Remember, the label is the law and the product applicator is responsible for reading and following all chemical labeling 1, 2, 3. For lab diagnostic: Isolate spores from leaf, stem and roots. This fungus can only be isolated near to the lesion since it does not widely spread into asymptomatic host tissue. Incubate plant material to allow production of spores. Diagnostic features: It produces three types of spores: macroconidia, microconidia, and chlamydospores.
Macroconidia are three to four septate with curved apical cell and a foot-shaped basal cell. Microconidia are unicellular, oval, elliptical, or reinform in shape. Single spore technique can be found on Bugwoodwiki. However the disadvange is that it can be only good to species level 5. Paulus, A. Fusarium Crown and Root Rot, pp. Jones, J. Jones, R. Stall and T. Zitter ed. American Phytopathological Society Press, St. Paul, MN. Roberts, P. Disease management: Fusarium crown and root rot on tomato.
Zhang, S, P. Roberts, R. McGovern, and L. Fusarium crown and root rot of tomato in Florida. Katan, T, D. Zamir, Matti Sarfatti, and J. Vegetative Compatibility Groups and Subgroups in Fusarium oxysporum f. Genetics 81 3 : Windels, C. Singleton, J. Mihail, and C. Methods for research on soilborne phytopathogenic fungi.
Received Jun 22; Accepted Sep 7. This article has been cited by other articles in PMC. Abstract Benzo- 1,2,3 -thiadiazolecarbothioic acid S-methyl ester BTH , a synthetic chemical, was applied as a foliar spray to tomato Lycopersicon esculentum plants and evaluated for its potential to confer increased resistance against the soil-borne pathogen Fusarium oxysporum f. In nontreated tomato plants all root tissues were massively colonized by FORL hyphae. Pathogen ingress toward the vascular stele was accompanied by severe host cell alterations, including cell wall breakdown.
Fusarium oxysporum f. sp. radicis-lycopersici Related Abstracts
The fungus was first reported in Japan in It is one of the most destructive diseases of tomatoes 1, 2, 3. There is no distinguished physiological race of FORL. However, nine Vegetative Compatibility Groups VCGs have been identified, which indicates it has a high genetic diversity.
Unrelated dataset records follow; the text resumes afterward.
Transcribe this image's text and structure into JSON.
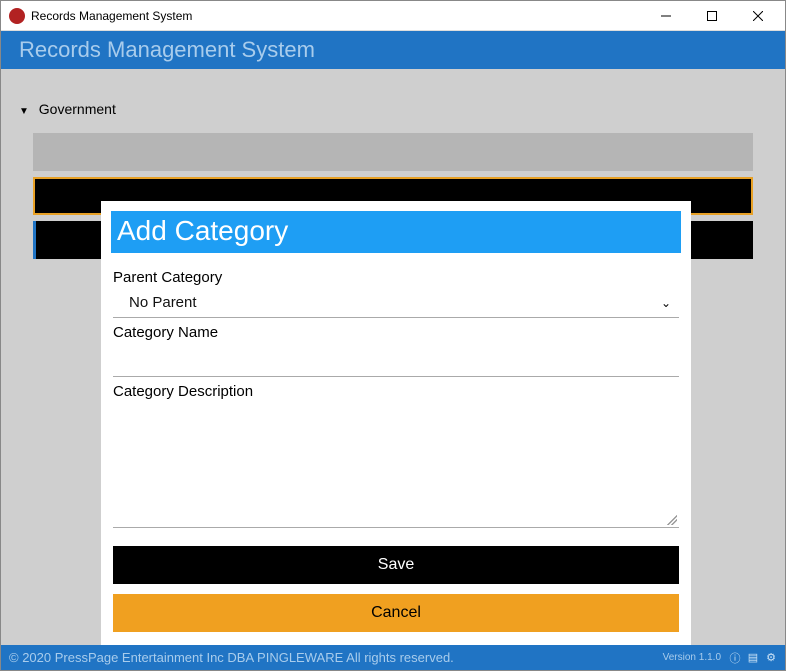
{
  "titlebar": {
    "title": "Records Management System"
  },
  "header": {
    "title": "Records Management System"
  },
  "tree": {
    "root_label": "Government"
  },
  "modal": {
    "title": "Add Category",
    "parent_label": "Parent Category",
    "parent_value": "No Parent",
    "name_label": "Category Name",
    "name_value": "",
    "desc_label": "Category Description",
    "desc_value": "",
    "save_label": "Save",
    "cancel_label": "Cancel"
  },
  "footer": {
    "copyright": "© 2020 PressPage Entertainment Inc DBA PINGLEWARE  All rights reserved.",
    "version": "Version 1.1.0"
  },
  "icons": {
    "minimize": "minimize-icon",
    "maximize": "maximize-icon",
    "close": "close-icon",
    "info": "info-icon",
    "db": "database-icon",
    "gear": "gear-icon"
  }
}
There is no known teleomorph 4. Symptoms and Signs In general, symptoms include yellowing, wilting, stunted growth, and discolored internal stem tissue.
Fusarium oxysporum f. sp. radicis-lycopersici
Paper Count: 4 Fusarium oxysporum f. Lakhdari , A. Dahliz , Y. Bouchikh , R.